The next session in this ICA 2010 pre-conference starts with Andy Ruddock, who begins by focussing on George Galloway as a successful Labour candidate in Britain who appeared on Celebrity Big Brother. He describes this as an interesting new approach to political communication that shows the change in media and communication practices in the new media environment.
Galloway's appearance on Big Brother was a point of controversy; it was described as furthering his ego rather than doing proper political work. However, his counterargument was that this reached a different audience - so how do we read and research this from a communication studies perspective? We need new methods that provide new analyses of randomly occurring data and allow for the indeterminate outcomes of media practices across various domains.
Of 1,000-odd the posts commenting on Galloway's appearance on the BBC site, for example, only a small number made a judgment about the appearance itself, but of those, some 80% opposed it; how might we read this? How do British media users relate to politics - and can the connection of celebrity and reality media and proper electoral politics in this case help us explain these reactions? The move here is beyond mere media effects studies, and breaks down conventional and narrow understandings of political communication; new television genres nurture faith amongst their audiences, and this is what Galloway is able to tap into.

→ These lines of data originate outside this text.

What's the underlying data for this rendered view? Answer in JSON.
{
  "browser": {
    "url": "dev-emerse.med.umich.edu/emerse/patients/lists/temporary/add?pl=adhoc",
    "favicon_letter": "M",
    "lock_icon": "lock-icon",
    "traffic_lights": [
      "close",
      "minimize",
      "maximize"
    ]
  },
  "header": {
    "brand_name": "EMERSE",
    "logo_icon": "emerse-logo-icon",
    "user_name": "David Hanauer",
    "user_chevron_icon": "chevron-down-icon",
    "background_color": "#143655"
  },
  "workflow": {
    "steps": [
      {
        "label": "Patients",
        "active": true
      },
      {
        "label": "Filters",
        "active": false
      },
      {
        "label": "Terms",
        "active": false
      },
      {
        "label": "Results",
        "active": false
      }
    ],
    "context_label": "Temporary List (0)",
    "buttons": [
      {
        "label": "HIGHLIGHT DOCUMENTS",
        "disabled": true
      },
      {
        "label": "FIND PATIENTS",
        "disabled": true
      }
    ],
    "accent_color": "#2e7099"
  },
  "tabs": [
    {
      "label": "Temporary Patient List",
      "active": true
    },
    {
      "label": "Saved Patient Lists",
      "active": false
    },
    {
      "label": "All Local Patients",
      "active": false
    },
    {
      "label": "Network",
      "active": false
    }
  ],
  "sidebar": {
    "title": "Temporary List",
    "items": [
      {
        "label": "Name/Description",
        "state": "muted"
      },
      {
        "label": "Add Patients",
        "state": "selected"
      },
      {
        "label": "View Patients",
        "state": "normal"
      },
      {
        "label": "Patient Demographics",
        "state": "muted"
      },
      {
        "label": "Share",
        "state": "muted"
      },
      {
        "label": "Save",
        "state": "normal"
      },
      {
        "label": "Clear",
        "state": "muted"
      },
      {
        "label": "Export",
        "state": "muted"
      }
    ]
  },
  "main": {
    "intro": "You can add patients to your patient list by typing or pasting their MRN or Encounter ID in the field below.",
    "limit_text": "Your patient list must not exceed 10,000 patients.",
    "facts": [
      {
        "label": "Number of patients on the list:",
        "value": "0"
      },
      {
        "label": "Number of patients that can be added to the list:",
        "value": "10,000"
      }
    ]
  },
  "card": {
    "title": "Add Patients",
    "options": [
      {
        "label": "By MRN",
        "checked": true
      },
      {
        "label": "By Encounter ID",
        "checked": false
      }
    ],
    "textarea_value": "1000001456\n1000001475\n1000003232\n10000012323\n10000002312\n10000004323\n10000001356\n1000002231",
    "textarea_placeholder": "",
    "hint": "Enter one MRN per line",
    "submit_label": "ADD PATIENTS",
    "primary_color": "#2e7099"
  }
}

The role of Twitter in the recent UK General Elections is also interesting in this respect; Andy notes the 'Yes Wi-Gan' campaign encouraging users in Wigan to carry out citizen arrests (following through on David Cameron's line 'you are the government') which took on a life of its own. This is a consequence of new media making possible new public connections.